The energy debts maturing this year are the most recorded for the fourth consecutive year and an increase of more than 40% compared to 2019, according to data from Refinitiv. They pose an existential threat to some companies during the worst industry crisis in decades, while others with higher credit scores can save time in exchange for higher rates that hamper results.
Businesses have two main options: unaffordable debts are maturing – swapping debts for stocks or convincing ticket holders to extend their term, said Kevin Fougere, partner at law firm Torys LLP.
The list of energy companies whose debts are due includes some oil giants, although the main producer Canadian Natural Resources Ltd. and pipeline operator Enbridge Inc. have already taken steps to cover them.
Small players face more drastic changes.
Bonavista Energy Corp. announced last month a recapitalization plan to reduce debt, reduce the value of existing shares and result in delisting.
At some point, the music will stop.-Alan Ross
The pace of restructuring and bankruptcy has been slow as banks are reluctant to own assets and the rebound in oil prices offers hope, said Alan Ross, regional managing partner of Borden Ladner Gervais law firm.
“There are many expanses, amendments and forgeries regarding the financial documentation,” he said. “But at some point, the music will stop. ”
When the price of oil plummeted in 2014, Canada struggled to recover as quickly as other countries due to problems building new pipelines. Businesses cut costs and borrow to survive.

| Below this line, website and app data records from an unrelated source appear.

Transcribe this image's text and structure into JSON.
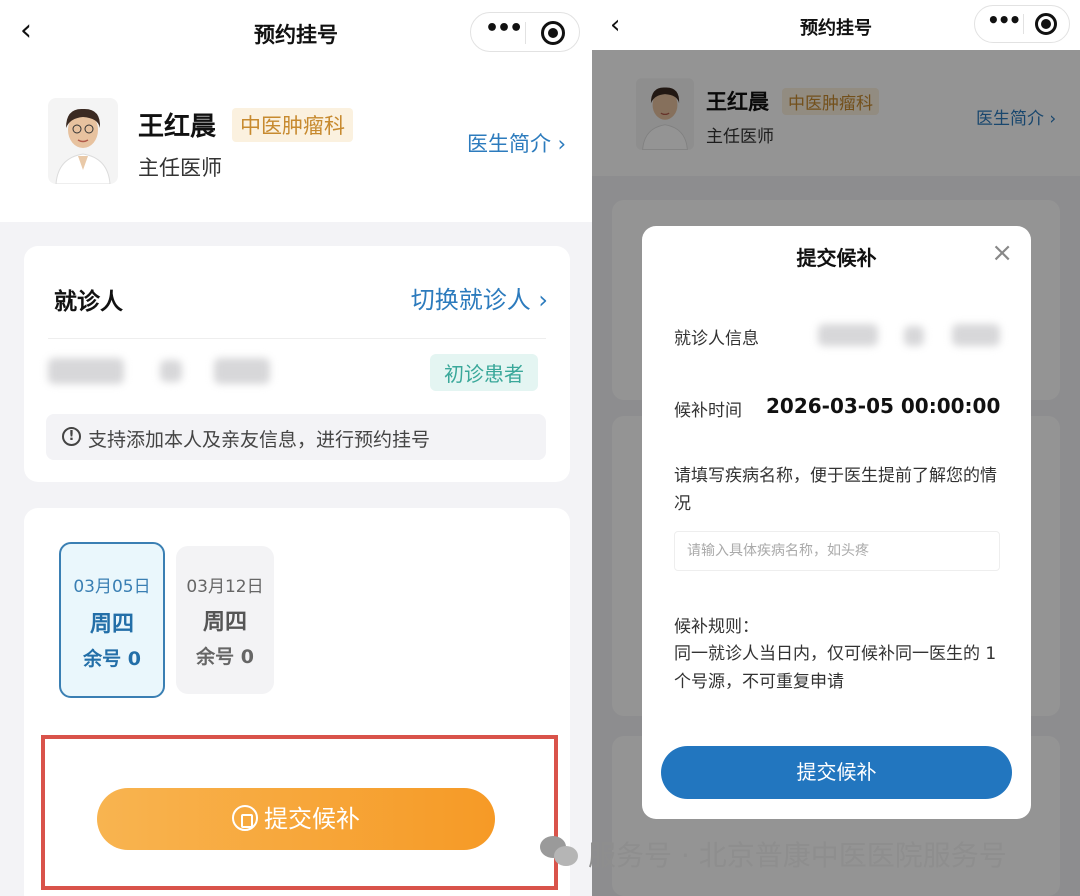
{
  "left": {
    "nav": {
      "back": "‹",
      "title": "预约挂号"
    },
    "doctor": {
      "name": "王红晨",
      "department": "中医肿瘤科",
      "title": "主任医师",
      "intro_link": "医生简介 ›"
    },
    "patient": {
      "label": "就诊人",
      "switch_link": "切换就诊人 ›",
      "badge": "初诊患者",
      "notice_icon": "!",
      "notice": "支持添加本人及亲友信息，进行预约挂号"
    },
    "dates": [
      {
        "date": "03月05日",
        "weekday": "周四",
        "remaining": "余号 0",
        "selected": true
      },
      {
        "date": "03月12日",
        "weekday": "周四",
        "remaining": "余号 0",
        "selected": false
      }
    ],
    "submit_label": "提交候补",
    "highlight_color": "#d9534a"
  },
  "right": {
    "nav": {
      "back": "‹",
      "title": "预约挂号"
    },
    "doctor": {
      "name": "王红晨",
      "department": "中医肿瘤科",
      "title": "主任医师",
      "intro_link": "医生简介 ›"
    },
    "modal": {
      "title": "提交候补",
      "close": "×",
      "patient_info_label": "就诊人信息",
      "waitlist_time_label": "候补时间",
      "waitlist_time": "2026-03-05 00:00:00",
      "disease_hint": "请填写疾病名称，便于医生提前了解您的情况",
      "disease_placeholder": "请输入具体疾病名称，如头疼",
      "rules_title": "候补规则：",
      "rules_text": "同一就诊人当日内，仅可候补同一医生的 1 个号源，不可重复申请",
      "submit_label": "提交候补"
    }
  },
  "watermark": {
    "text": "服务号 · 北京普康中医医院服务号"
  },
  "colors": {
    "accent_blue": "#2276bf",
    "link_blue": "#2c7bbd",
    "orange": "#f69a26",
    "teal": "#3aa89a"
  },
  "icons": [
    "back-icon",
    "more-icon",
    "close-mini-program-icon",
    "chevron-right-icon",
    "info-icon",
    "waitlist-icon",
    "close-icon",
    "wechat-icon"
  ]
}
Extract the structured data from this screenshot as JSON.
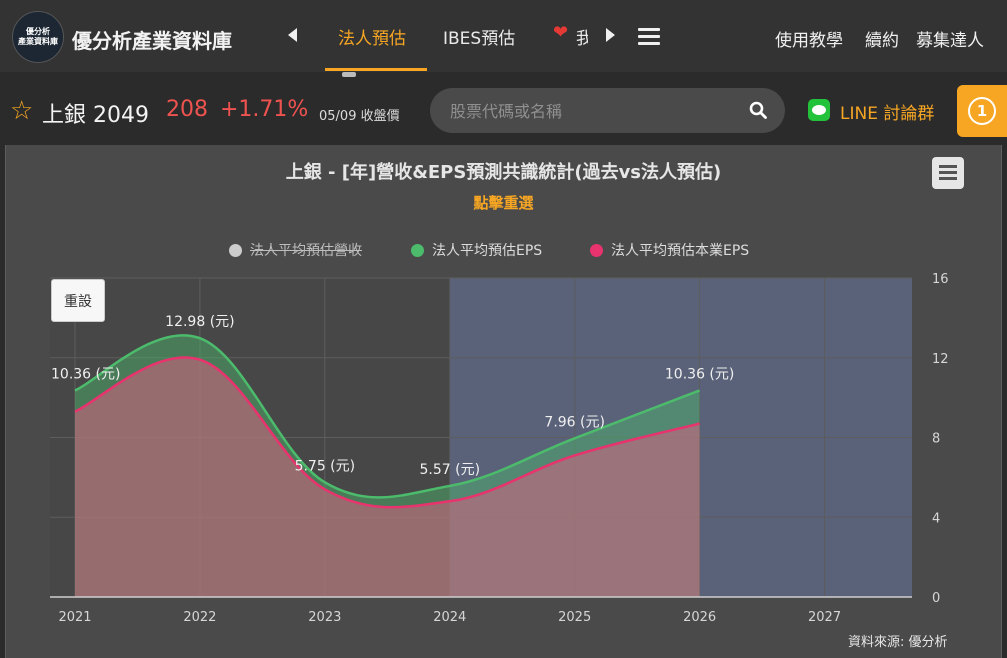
{
  "nav": {
    "logo_line1": "優分析",
    "logo_line2": "產業資料庫",
    "site_title": "優分析產業資料庫",
    "tabs": [
      "法人預估",
      "IBES預估"
    ],
    "partial_tab": "我",
    "links": [
      "使用教學",
      "續約",
      "募集達人"
    ]
  },
  "stock": {
    "name": "上銀 2049",
    "price": "208",
    "change": "+1.71%",
    "date": "05/09 收盤價"
  },
  "search": {
    "placeholder": "股票代碼或名稱"
  },
  "line_group": {
    "label": "LINE 討論群"
  },
  "notification": {
    "count": "1"
  },
  "colors": {
    "accent": "#f6a623",
    "up": "#ef5350",
    "eps": "#4cbb6c",
    "core_eps": "#e8336e"
  },
  "chart_data": {
    "type": "area",
    "title": "上銀 - [年]營收&EPS預測共識統計(過去vs法人預估)",
    "subtitle": "點擊重選",
    "reset_label": "重設",
    "source": "資料來源: 優分析",
    "x": [
      2021,
      2022,
      2023,
      2024,
      2025,
      2026
    ],
    "x_ticks": [
      "2021",
      "2022",
      "2023",
      "2024",
      "2025",
      "2026",
      "2027"
    ],
    "xlim": [
      2020.8,
      2027.7
    ],
    "y_right_ticks": [
      "0",
      "4",
      "8",
      "12",
      "16"
    ],
    "ylim": [
      0,
      16
    ],
    "forecast_shade_range": [
      2024,
      2027.7
    ],
    "legend": [
      {
        "name": "法人平均預估營收",
        "color": "#cccccc",
        "hidden": true
      },
      {
        "name": "法人平均預估EPS",
        "color": "#4cbb6c",
        "hidden": false
      },
      {
        "name": "法人平均預估本業EPS",
        "color": "#e8336e",
        "hidden": false
      }
    ],
    "series": [
      {
        "name": "法人平均預估EPS",
        "values": [
          10.36,
          12.98,
          5.75,
          5.57,
          7.96,
          10.36
        ]
      },
      {
        "name": "法人平均預估本業EPS",
        "values": [
          9.3,
          11.9,
          5.4,
          4.8,
          7.1,
          8.7
        ]
      }
    ],
    "data_labels": [
      "10.36 (元)",
      "12.98 (元)",
      "5.75 (元)",
      "5.57 (元)",
      "7.96 (元)",
      "10.36 (元)"
    ]
  }
}
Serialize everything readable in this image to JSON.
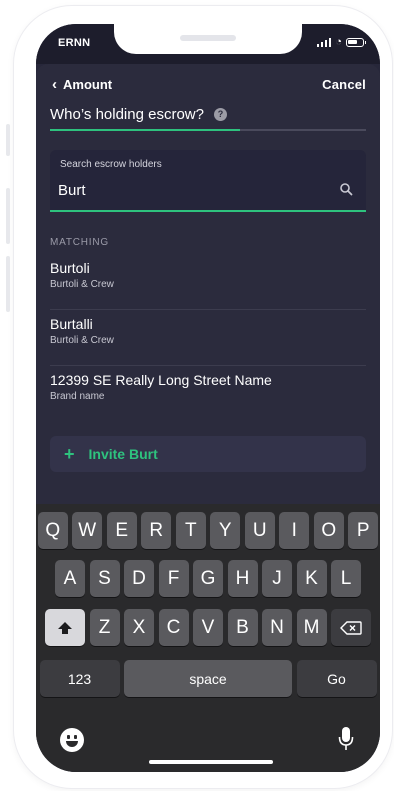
{
  "status_bar": {
    "carrier": "ERNN"
  },
  "nav": {
    "back_label": "Amount",
    "cancel_label": "Cancel"
  },
  "question": {
    "text": "Who’s holding escrow?",
    "help_glyph": "?"
  },
  "progress": {
    "fraction": 0.6
  },
  "search": {
    "label": "Search escrow holders",
    "value": "Burt",
    "icon": "search-icon"
  },
  "results": {
    "heading": "MATCHING",
    "items": [
      {
        "name": "Burtoli",
        "sub": "Burtoli & Crew"
      },
      {
        "name": "Burtalli",
        "sub": "Burtoli & Crew"
      },
      {
        "name": "12399 SE Really  Long Street Name",
        "sub": "Brand name"
      }
    ]
  },
  "invite": {
    "plus_glyph": "+",
    "label": "Invite Burt"
  },
  "keyboard": {
    "row1": [
      "Q",
      "W",
      "E",
      "R",
      "T",
      "Y",
      "U",
      "I",
      "O",
      "P"
    ],
    "row2": [
      "A",
      "S",
      "D",
      "F",
      "G",
      "H",
      "J",
      "K",
      "L"
    ],
    "row3": [
      "Z",
      "X",
      "C",
      "V",
      "B",
      "N",
      "M"
    ],
    "numbers_label": "123",
    "space_label": "space",
    "go_label": "Go",
    "shift_icon": "shift-icon",
    "delete_icon": "delete-icon",
    "emoji_icon": "emoji-icon",
    "mic_icon": "microphone-icon"
  },
  "colors": {
    "accent": "#2ec27e",
    "screen_bg": "#27273a",
    "sheet_bg": "#2b2b3d",
    "keyboard_bg": "#2a2a2c"
  }
}
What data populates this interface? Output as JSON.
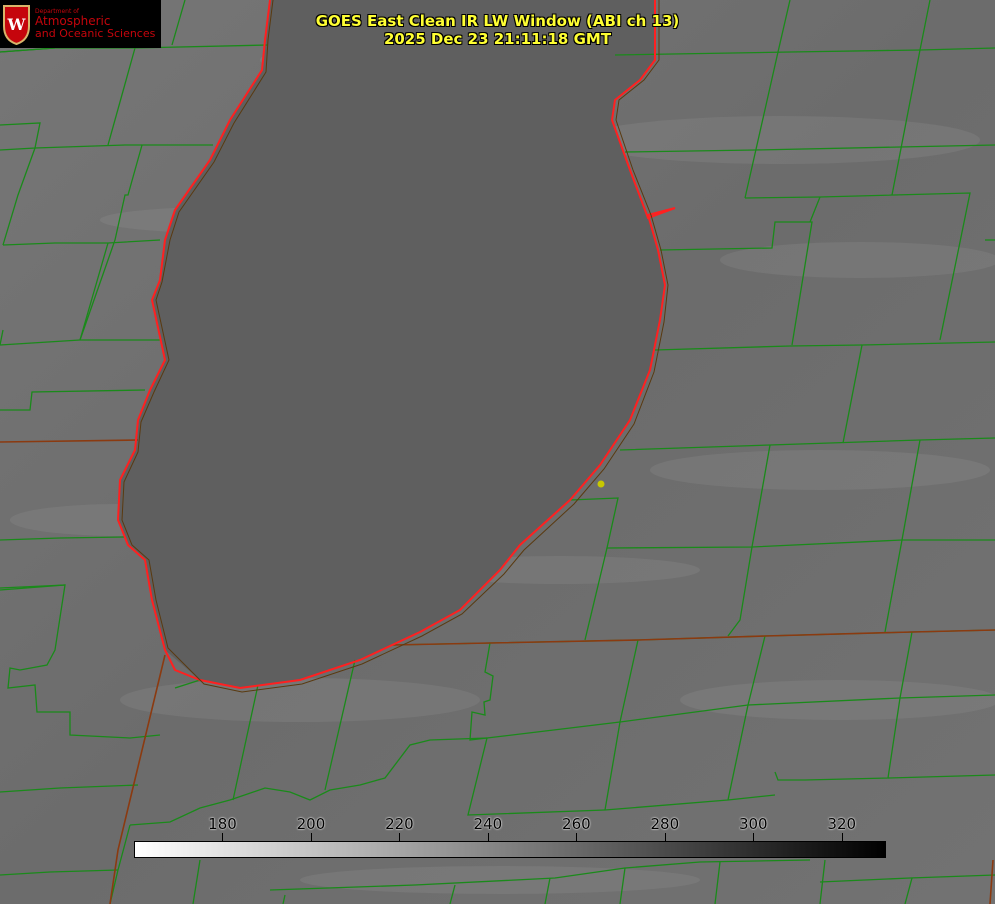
{
  "title": {
    "line1": "GOES East Clean IR LW Window (ABI ch 13)",
    "line2": "2025 Dec 23 21:11:18 GMT"
  },
  "logo": {
    "dept": "Department of",
    "line1": "Atmospheric",
    "line2": "and Oceanic Sciences",
    "seal_letter": "W"
  },
  "colorbar": {
    "ticks": [
      "180",
      "200",
      "220",
      "240",
      "260",
      "280",
      "300",
      "320"
    ],
    "min": 160,
    "max": 330
  },
  "colors": {
    "county_lines": "#1a8a1a",
    "coastline": "#ff2020",
    "state_lines": "#8b3a10",
    "title_text": "#ffff33",
    "marker": "#c8c800",
    "background": "#6e6e6e",
    "lake": "#5e5e5e"
  },
  "layers": [
    "ir-imagery",
    "county-boundaries",
    "state-boundaries",
    "lake-shoreline",
    "station-marker"
  ]
}
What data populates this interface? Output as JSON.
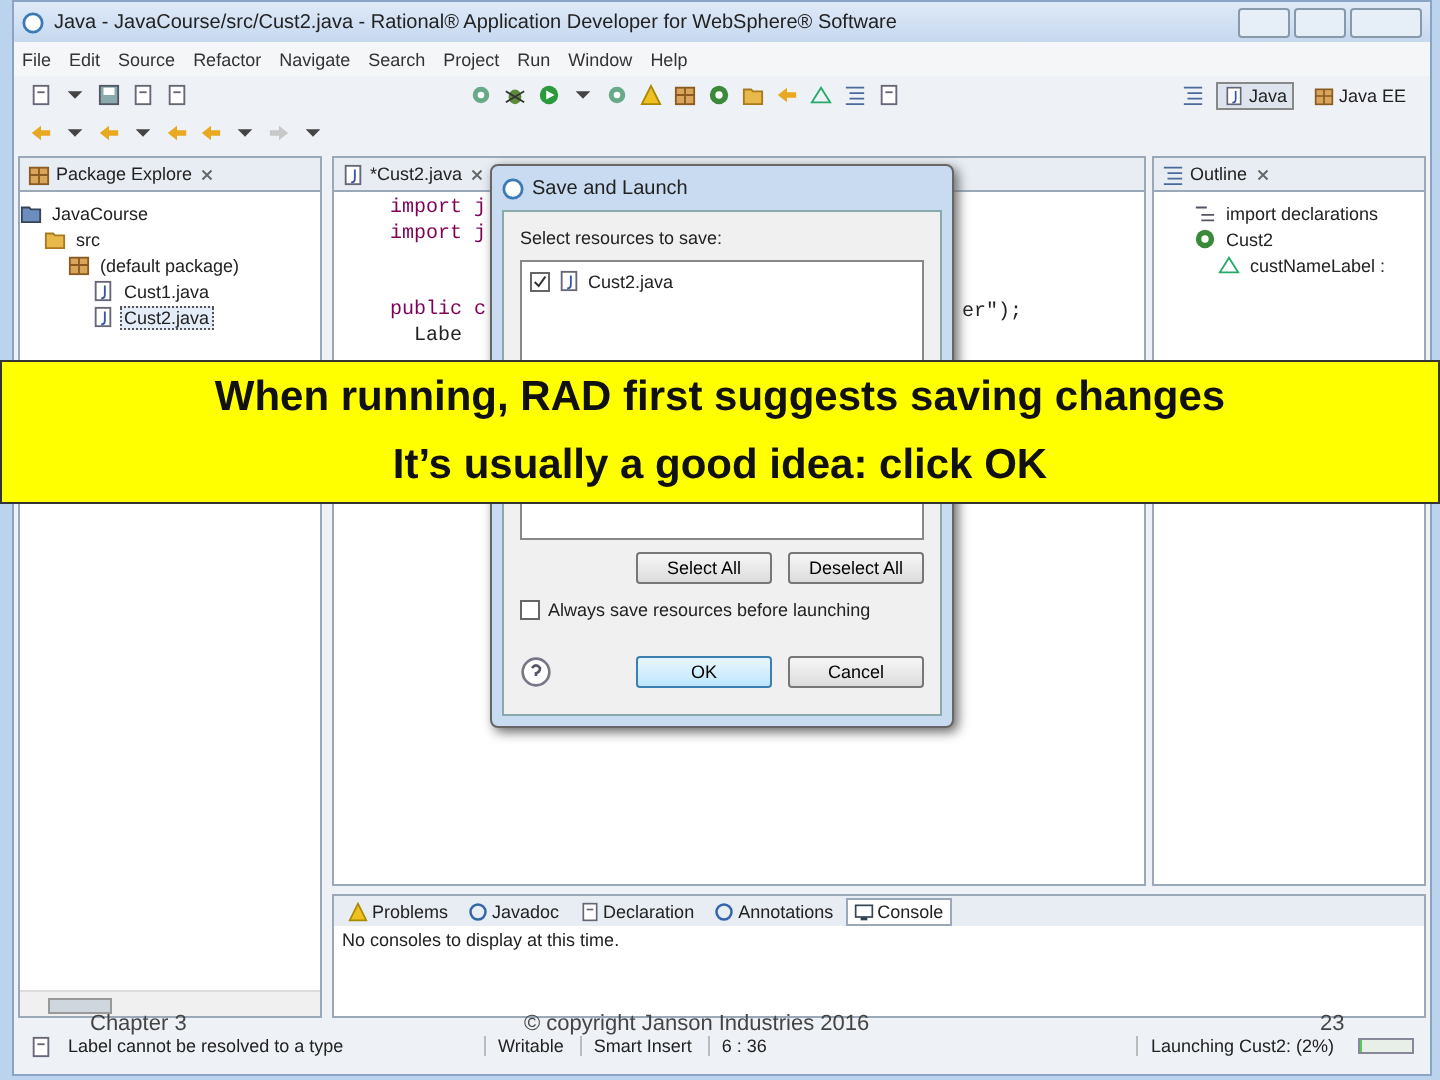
{
  "window": {
    "title": "Java - JavaCourse/src/Cust2.java - Rational® Application Developer for WebSphere® Software"
  },
  "menu": [
    "File",
    "Edit",
    "Source",
    "Refactor",
    "Navigate",
    "Search",
    "Project",
    "Run",
    "Window",
    "Help"
  ],
  "perspectives": [
    {
      "label": "Java",
      "selected": true
    },
    {
      "label": "Java EE",
      "selected": false
    }
  ],
  "package_explorer": {
    "tab": "Package Explore",
    "tree": [
      {
        "label": "JavaCourse",
        "kind": "project",
        "selected": false,
        "children": [
          {
            "label": "src",
            "kind": "folder",
            "selected": false,
            "children": [
              {
                "label": "(default package)",
                "kind": "package",
                "selected": false,
                "children": [
                  {
                    "label": "Cust1.java",
                    "kind": "file",
                    "selected": false
                  },
                  {
                    "label": "Cust2.java",
                    "kind": "file",
                    "selected": true
                  }
                ]
              }
            ]
          }
        ]
      }
    ]
  },
  "editor": {
    "tab": "*Cust2.java",
    "lines": [
      "import j",
      "import j",
      "public c",
      "Labe"
    ],
    "line_tail": "er\");"
  },
  "outline": {
    "tab": "Outline",
    "items": [
      {
        "label": "import declarations",
        "kind": "imports"
      },
      {
        "label": "Cust2",
        "kind": "class",
        "children": [
          {
            "label": "custNameLabel :",
            "kind": "field"
          }
        ]
      }
    ]
  },
  "dialog": {
    "title": "Save and Launch",
    "prompt": "Select resources to save:",
    "resources": [
      {
        "label": "Cust2.java",
        "checked": true
      }
    ],
    "list_buttons": [
      "Select All",
      "Deselect All"
    ],
    "always_save": {
      "label": "Always save resources before launching",
      "checked": false
    },
    "ok": "OK",
    "cancel": "Cancel"
  },
  "console": {
    "tabs": [
      {
        "label": "Problems",
        "selected": false
      },
      {
        "label": "Javadoc",
        "selected": false
      },
      {
        "label": "Declaration",
        "selected": false
      },
      {
        "label": "Annotations",
        "selected": false
      },
      {
        "label": "Console",
        "selected": true
      }
    ],
    "message": "No consoles to display at this time."
  },
  "status_bar": {
    "message": "Label cannot be resolved to a type",
    "fields": [
      "Writable",
      "Smart Insert",
      "6 : 36"
    ],
    "progress": {
      "label": "Launching Cust2: (2%)",
      "level": 0.02
    }
  },
  "callout": {
    "lines": [
      "When running, RAD first suggests saving changes",
      "It’s usually a good idea: click OK"
    ]
  },
  "footer": {
    "chapter": "Chapter 3",
    "copyright": "© copyright Janson Industries 2016",
    "page": "23"
  }
}
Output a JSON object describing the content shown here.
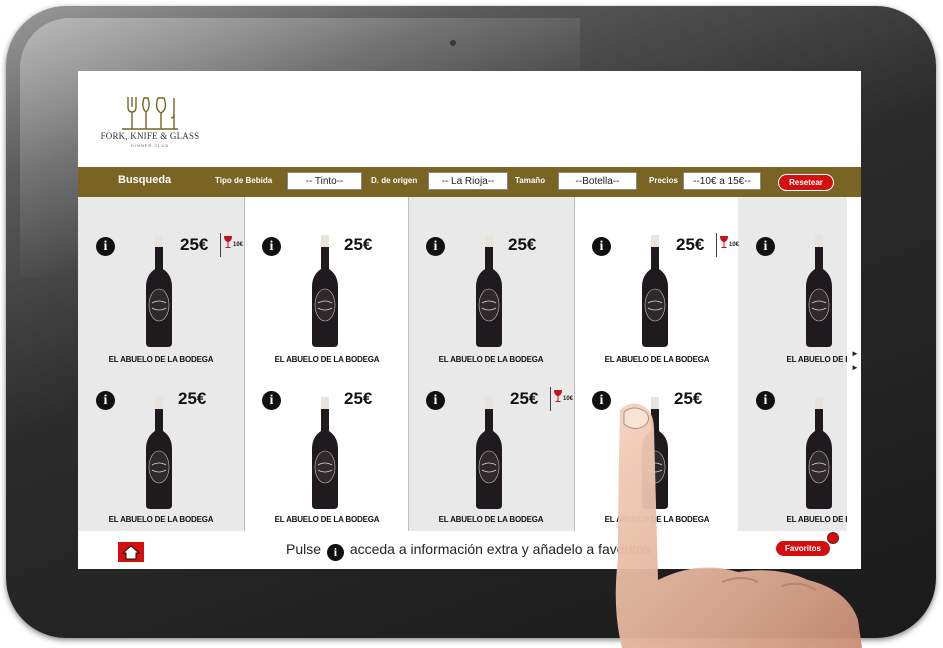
{
  "brand": {
    "name": "FORK, KNIFE & GLASS",
    "tagline": "DINNER CLUB"
  },
  "toolbar": {
    "title": "Busqueda",
    "filters": [
      {
        "label": "Tipo de Bebida",
        "value": "-- Tinto--"
      },
      {
        "label": "D. de origen",
        "value": "-- La Rioja--"
      },
      {
        "label": "Tamaño",
        "value": "--Botella--"
      },
      {
        "label": "Precios",
        "value": "--10€ a 15€--"
      }
    ],
    "reset_label": "Resetear"
  },
  "products": [
    {
      "name": "EL ABUELO DE LA BODEGA",
      "price": "25€",
      "glass_price": "10€"
    },
    {
      "name": "EL ABUELO DE LA BODEGA",
      "price": "25€",
      "glass_price": ""
    },
    {
      "name": "EL ABUELO DE LA BODEGA",
      "price": "25€",
      "glass_price": ""
    },
    {
      "name": "EL ABUELO DE LA BODEGA",
      "price": "25€",
      "glass_price": "10€"
    },
    {
      "name": "EL ABUELO DE LA",
      "price": "",
      "glass_price": ""
    },
    {
      "name": "EL ABUELO DE LA BODEGA",
      "price": "25€",
      "glass_price": ""
    },
    {
      "name": "EL ABUELO DE LA BODEGA",
      "price": "25€",
      "glass_price": ""
    },
    {
      "name": "EL ABUELO DE LA BODEGA",
      "price": "25€",
      "glass_price": "10€"
    },
    {
      "name": "EL ABUELO DE LA BODEGA",
      "price": "25€",
      "glass_price": ""
    },
    {
      "name": "EL ABUELO DE LA",
      "price": "",
      "glass_price": ""
    }
  ],
  "footer": {
    "hint_before": "Pulse",
    "hint_after": "acceda a información extra y añadelo a favoritos",
    "favorites_label": "Favoritos"
  },
  "icons": {
    "info": "info-icon",
    "home": "home-icon",
    "glass": "wine-glass-icon",
    "next": "arrow-right-icon"
  },
  "colors": {
    "toolbar": "#7a6424",
    "accent": "#d40f0f"
  }
}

This year, the coronavirus pandemic has hammered demand for oil, the biggest blow in decades.
Too many producers have gorged themselves on cheap debt to finance their operations as stock prices lagged and investors were relentless on new stock issues, said Jeremy McCrea, analyst at Raymond James.
“Even if they throw the can on the road, it will still be a major problem,” he said.
Bank of Canada says potential downgrades to high-quality bonds could more than triple the amount of high-yield energy bonds, which are already the largest of any Canadian sector in the yield category high.
For Calfrac, which is 19.8% owned by the Wilks brothers, its history went from riches to rags so quickly that it could not even pay interest of $ 18 million.
Calfrac, which provides hydraulic fracturing, coiled tubing and well cementing services, went public in 2004 as prices began to climb to dizzying heights.
Prices plummeted in 2014 and two years later the company cut 500 jobs. Despite this, in 2017, Calfrac moved to the American Permian basin.
After years of profits, losses started in 2015 and continued, excluding exceptional items.
The collapse in prices this year led Canadian producers to cut production and abandon drilling plans, which hurt service companies like Calfrac.
“Everything was interrupted and they got caught before they could start cleaning up the leverage,” said Rafi Tahmazian, senior portfolio manager at Canoe Financial, Calfrac’s sixth shareholder.
Peer Trican Well Service, on the other hand, has taken a cautious approach, said Tahmazian.
Calfrac reduced operating expenses by 23% compared to 2014-2019, while revenues fell by 35%. Trican cut expenses by 69%, as revenues fell 74%, including the sale of certain businesses, according to Refinitiv data.
In June, after Calfrac missed interest payments, he said he would work with advisers to explore his options. Dan Wilks acquired about a quarter of Calfrac’s second-tier debt for $ 18.4 million, the case showed, giving his investment group Wilks Brothers greater influence over the company’s future.
Efforts to reach the Wilks brothers failed. Dan Wilks has also acquired stakes in hard-hit US service companies.
Since deferring its interest payment on a debt of $ 432 million, Calfrac has 30 days, unless extended, to pay or find another solution before a default that could lead to restructuring by bankruptcy, said analyst Ian Gillies of Stifel FirstEnergy.
Calfrac President Lindsay Link declined to comment on the options during his delayed quarterly conference call on June 25.
“We do not expect a return to normal activity levels in the short term,” he said. In a statement, the company said it had the ability and the ability to pay interest.
He declined to comment.
Small producers with little capacity to sell assets or raise new debt or new capital face a “refinancing wall,” said Victor Vallance, senior vice president, energy, with credit scout DBRS Morningstar.
“You are going to see more consolidation,” he predicted.
Government loans have done little to help.
In the meantime, lenders assess their confidence in management teams and assess operating costs to decide on their flexibility, said Fougère of Torys.
“The banks will determine who the winners and losers are. “